The ancient Greek legends tell of forces of nature that were personified and worshipped. They lived on Mount Olympus but came down to Earth to be with humans. The gods and goddesses arose from the Titans, the children of Uranus (the Heavens) and Gaea (the Earth), who struggled among themselves until one Titan, Cronus, became their ruler. Most of the gods were Cronus' offspring.
The most powerful god was the first, Zeus, son of Cronus. He was known as the Just, because of his fairness, and the Thunderer, because of his power with the thunderbolt. Hestia, Zeus' sister, governed the household. His brother Poseidon controlled the waters, while Hades (also known as Pluto) ruled the underworld of the dead. Hera, the goddess of marriage, was the wife of Zeus.
Zeus had several sons: Ares, the god of war; Apollo, the god of light and song; and Hermes, the messenger god. The last god was Hephaestus, the god of fire and skill. Zeus had several daughters: Athena, the goddess of wisdom; Artemis, the twin of Apollo, was the moon goddess and governed vegetation, wild animals and the hunt; and Aphrodite was the goddess of love.
The muses were goddesses that were patrons of the arts and sciences. Their name is the root word for music. Each was known for a particular specialty: Calliope (geometry); Clio (history); Erato (poetry of love); Euterpe (lyrical poetry); Melpomene (tragedy); Polyhymnia (song and speech); Terpsichore (dance); Thalia (comedy); and Urania (astrology and astronomy).

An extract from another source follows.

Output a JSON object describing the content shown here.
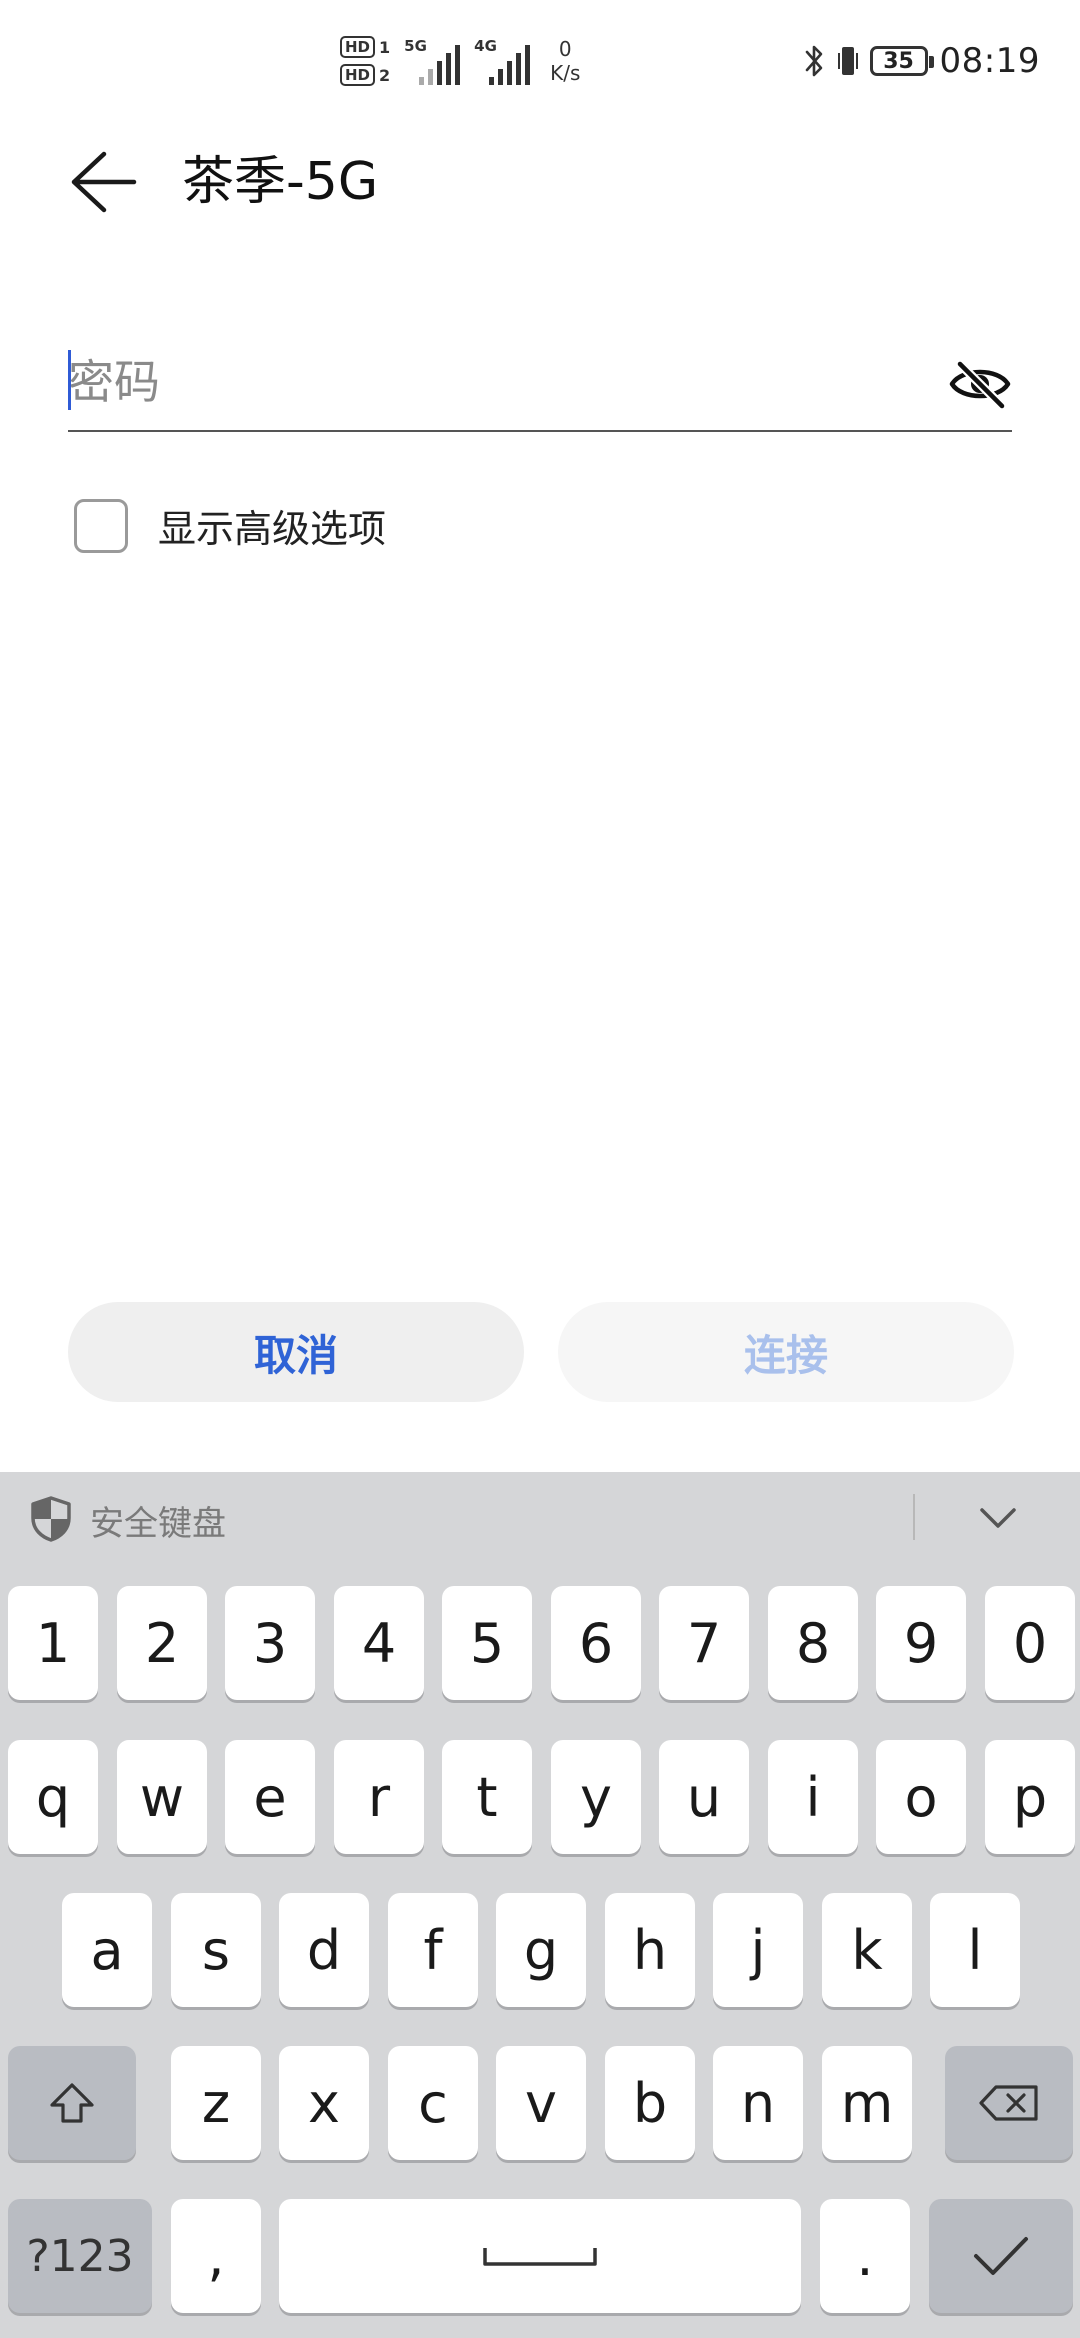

The Fates were known as "the spinners of the thread of life" in the works of Homer. They determined the span of human life: Clotho spun the thread, determining the time of birth; Lachesis measured the thread length, determining the length of life; and Atropos cut the thread, determining the time of death. If the Fates were resisted, the goddess of justice, Nemesis, determined the outcome.